In this scenario, a better response would have been to offer to be a liaison between the Office Head and the investment team. The compliance officer could help prevent the investment team’s submission of a certification that isn’t accurate, comprehensive, and transparent. She could get details from the London office about when the client came on board and what promises were made. If there were any compliance gaps in reporting or adherence with investment guidelines, she could help the investment team respond and remedy any gaps.
In conclusion, compliance officers can maintain independence and avoid involvement in ESG investment decisions while still helping uncover and address governance gaps. Common compliance and governance gaps to look for include:
- Requests for Proposals: The investment team could over-sell the client about ESG capabilities. Compliance officers should review RFPs and sales materials to make sure representations are supported by process and documentation.
- Documentation to Support Certifications: There may be inconsistency between investment holdings and client instructions or investment guidelines because of a lack of written protocols. ESG investments entail specialized investment strategies and typically require additional investment instructions that may relate to higher standards for corporate accountability for investable assets. For example, with regard to the use of resources, labor practices, supply chain management or management of conflicts, internal controls, and board diversity. These instructions must be documented and followed as the client expects. Clients may be required to adhere to standards, regulations, or laws such as PRI and/or specific pension fund mandates. Clients often ask for certifications to ensure they are followed. Compliance officers should help, or at least test, to make sure the certifications are handled appropriately.
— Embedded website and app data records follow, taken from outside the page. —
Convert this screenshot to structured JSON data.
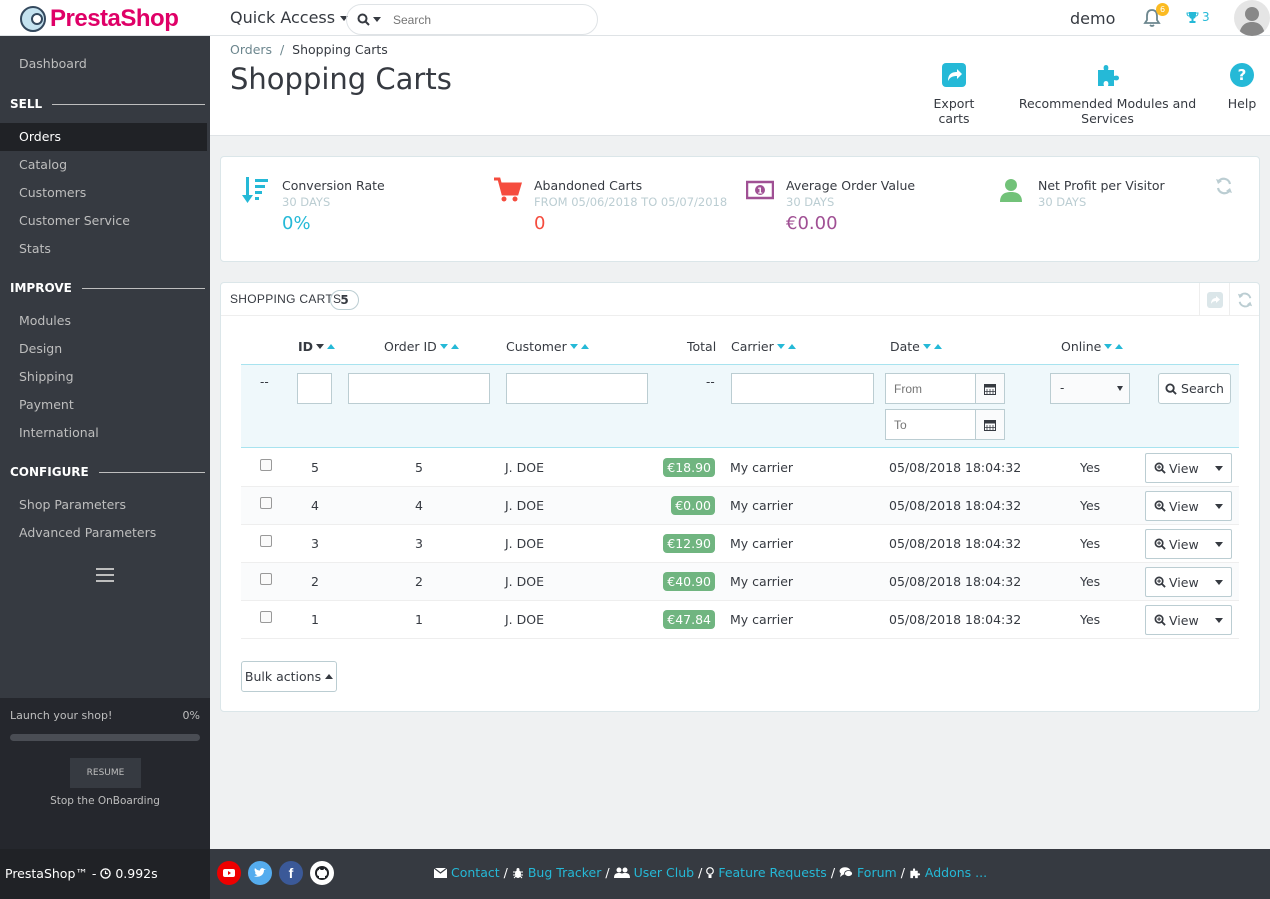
{
  "brand": {
    "name": "PrestaShop"
  },
  "topbar": {
    "quick_access": "Quick Access",
    "search_placeholder": "Search",
    "user": "demo",
    "notifications_count": "6",
    "trophy_count": "3"
  },
  "sidebar": {
    "dashboard": "Dashboard",
    "sell": "SELL",
    "orders": "Orders",
    "catalog": "Catalog",
    "customers": "Customers",
    "customer_service": "Customer Service",
    "stats": "Stats",
    "improve": "IMPROVE",
    "modules": "Modules",
    "design": "Design",
    "shipping": "Shipping",
    "payment": "Payment",
    "international": "International",
    "configure": "CONFIGURE",
    "shop_parameters": "Shop Parameters",
    "advanced_parameters": "Advanced Parameters",
    "onboarding": {
      "title": "Launch your shop!",
      "percent": "0%",
      "progress": 0,
      "resume": "RESUME",
      "stop": "Stop the OnBoarding"
    }
  },
  "header": {
    "breadcrumb_parent": "Orders",
    "breadcrumb_sep": "/",
    "breadcrumb_current": "Shopping Carts",
    "title": "Shopping Carts",
    "tools": {
      "export": "Export carts",
      "recommended": "Recommended Modules and Services",
      "help": "Help"
    }
  },
  "kpis": [
    {
      "label": "Conversion Rate",
      "sub": "30 DAYS",
      "value": "0%",
      "color": "#25b9d7"
    },
    {
      "label": "Abandoned Carts",
      "sub": "FROM 05/06/2018 TO 05/07/2018",
      "value": "0",
      "color": "#f54c3e"
    },
    {
      "label": "Average Order Value",
      "sub": "30 DAYS",
      "value": "€0.00",
      "color": "#a05094"
    },
    {
      "label": "Net Profit per Visitor",
      "sub": "30 DAYS",
      "value": "",
      "color": "#72c279"
    }
  ],
  "panel": {
    "title": "SHOPPING CARTS",
    "count": "5",
    "columns": {
      "id": "ID",
      "order_id": "Order ID",
      "customer": "Customer",
      "total": "Total",
      "carrier": "Carrier",
      "date": "Date",
      "online": "Online"
    },
    "filters": {
      "placeholder_from": "From",
      "placeholder_to": "To",
      "online_value": "-",
      "dash": "--",
      "search": "Search"
    },
    "rows": [
      {
        "id": "5",
        "order_id": "5",
        "customer": "J. DOE",
        "total": "€18.90",
        "carrier": "My carrier",
        "date": "05/08/2018 18:04:32",
        "online": "Yes",
        "action": "View"
      },
      {
        "id": "4",
        "order_id": "4",
        "customer": "J. DOE",
        "total": "€0.00",
        "carrier": "My carrier",
        "date": "05/08/2018 18:04:32",
        "online": "Yes",
        "action": "View"
      },
      {
        "id": "3",
        "order_id": "3",
        "customer": "J. DOE",
        "total": "€12.90",
        "carrier": "My carrier",
        "date": "05/08/2018 18:04:32",
        "online": "Yes",
        "action": "View"
      },
      {
        "id": "2",
        "order_id": "2",
        "customer": "J. DOE",
        "total": "€40.90",
        "carrier": "My carrier",
        "date": "05/08/2018 18:04:32",
        "online": "Yes",
        "action": "View"
      },
      {
        "id": "1",
        "order_id": "1",
        "customer": "J. DOE",
        "total": "€47.84",
        "carrier": "My carrier",
        "date": "05/08/2018 18:04:32",
        "online": "Yes",
        "action": "View"
      }
    ],
    "bulk": "Bulk actions"
  },
  "footer": {
    "left": "PrestaShop™ - ",
    "time": "0.992s",
    "contact": "Contact",
    "bug_tracker": "Bug Tracker",
    "user_club": "User Club",
    "feature_requests": "Feature Requests",
    "forum": "Forum",
    "addons": "Addons ...",
    "sep": "/"
  }
}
- Accountability and Collaboration: ESG investments may be consistent with the client’s expectations, but the documentation may be inadequate or just not filed/vetted as needed because of a lack of coordination. Without the engagement of all stakeholders, the business can make mistakes and compliance can be bureaucratic. Engagement is a key benefit of sustainable governance. Compliance officers help the business using project management skills as much as their technical knowledge. Compliance will bring value-add, increasing rapport with the business and engagement in the compliance program if it establishes a disclosure committee or process to ensure accountability for each part of the ESG certification process. The business will appreciate an engaged compliance officer who helps the business with ESG obligations as proposed above in the sustainable governance approach.
In a sustainable governance world, compliance officers can add value by improving controls because they are supported by an engaged network of business colleagues who they have also helped meet an ERM duty and avoid predictable surprises.
Beth Haddock, CEO and founder of Warburton Advisers, is the author of Triple Bottom-Line Compliance: How to Deliver Protection, Productivity and Impact. She has more than 20 years of experience as a compliance and business executive. Her consulting firm provides sustainable governance and compliance solutions to leading international corporations, technology companies, and nonprofits.